He surged into space, but with Thiago having been basically in line with the captain, he was able to match the runner, make the tackle and start Liverpool playing again.
A single example is never proof, but it is indicative of the difference the pair can make when the team doesn’t have the control it needs higher upfield to use just one – especially if one player does not make the needed recovery run.
Will the two-man midfield stay?
As for whether it sticks around for the Premier League, it will likely depend on two things.
First, whether there have been any training sessions to work out the flaws in the three-man problem. There are obvious issues with pressing and positioning which are unlikely to magically resolve themselves.
Given the form and quality of our next two league opponents – Arsenal and Man City – Klopp could just opt to stick with the confidence and slightly better defensive protection his side can take from the Rangers win, at least for this weekend.
Secondly, it’s a question of fitness of course.
Too many players have been too brittle and need to be protected. It would not be a surprise to see changes made at Ibrox to ensure the Reds are fighting fit against Pep Guardiola’s machines.
At a guess?

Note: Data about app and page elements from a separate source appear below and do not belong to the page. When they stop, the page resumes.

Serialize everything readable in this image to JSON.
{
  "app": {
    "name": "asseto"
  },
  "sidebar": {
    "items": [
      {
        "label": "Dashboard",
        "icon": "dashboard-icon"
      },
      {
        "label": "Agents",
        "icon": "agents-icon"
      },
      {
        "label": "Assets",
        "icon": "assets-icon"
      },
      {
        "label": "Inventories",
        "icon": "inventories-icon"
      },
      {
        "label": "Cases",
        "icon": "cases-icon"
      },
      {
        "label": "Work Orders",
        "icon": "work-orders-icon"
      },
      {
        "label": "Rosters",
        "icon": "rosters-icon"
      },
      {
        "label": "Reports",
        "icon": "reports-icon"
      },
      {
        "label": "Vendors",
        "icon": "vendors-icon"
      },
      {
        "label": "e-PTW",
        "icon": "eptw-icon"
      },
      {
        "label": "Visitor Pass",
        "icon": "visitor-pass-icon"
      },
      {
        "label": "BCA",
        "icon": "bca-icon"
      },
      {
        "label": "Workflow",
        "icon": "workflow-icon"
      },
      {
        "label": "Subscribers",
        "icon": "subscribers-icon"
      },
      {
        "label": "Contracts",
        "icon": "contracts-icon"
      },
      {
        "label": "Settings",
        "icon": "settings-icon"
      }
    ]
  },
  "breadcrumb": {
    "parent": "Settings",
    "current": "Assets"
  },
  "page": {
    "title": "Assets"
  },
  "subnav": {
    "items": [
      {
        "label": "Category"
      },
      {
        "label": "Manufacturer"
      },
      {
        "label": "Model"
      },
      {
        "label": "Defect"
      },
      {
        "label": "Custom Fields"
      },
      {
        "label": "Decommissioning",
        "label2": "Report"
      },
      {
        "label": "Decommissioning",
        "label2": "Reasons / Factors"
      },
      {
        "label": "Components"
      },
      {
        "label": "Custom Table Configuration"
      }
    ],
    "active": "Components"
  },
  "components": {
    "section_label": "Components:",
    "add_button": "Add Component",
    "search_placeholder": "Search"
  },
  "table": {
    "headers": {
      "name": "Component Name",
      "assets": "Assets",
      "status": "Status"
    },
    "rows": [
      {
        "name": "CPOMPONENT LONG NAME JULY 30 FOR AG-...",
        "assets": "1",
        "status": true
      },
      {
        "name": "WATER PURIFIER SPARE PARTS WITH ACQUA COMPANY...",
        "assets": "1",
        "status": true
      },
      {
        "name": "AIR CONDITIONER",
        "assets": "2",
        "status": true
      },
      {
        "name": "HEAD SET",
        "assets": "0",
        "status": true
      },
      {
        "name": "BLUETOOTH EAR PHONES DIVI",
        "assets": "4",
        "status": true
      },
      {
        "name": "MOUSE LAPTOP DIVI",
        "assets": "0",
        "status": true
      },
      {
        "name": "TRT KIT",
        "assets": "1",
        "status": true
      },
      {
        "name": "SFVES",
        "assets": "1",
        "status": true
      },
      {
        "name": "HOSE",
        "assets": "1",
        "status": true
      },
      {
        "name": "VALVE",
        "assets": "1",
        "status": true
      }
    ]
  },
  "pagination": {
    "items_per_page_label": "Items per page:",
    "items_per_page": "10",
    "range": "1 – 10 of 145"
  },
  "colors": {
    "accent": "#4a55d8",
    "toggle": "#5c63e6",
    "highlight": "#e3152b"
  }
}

Klopp hedges his bets against the Gunners.
The double pivot could remain, but with Fabinho part of it and Thiago pushed forward to operate as a more ‘true’ No. 10, allowing defensive protection but with also the option to return to a 4-3-3 if the opening stages do not go to plan.
Stats via FBref, WhoScored and FotMob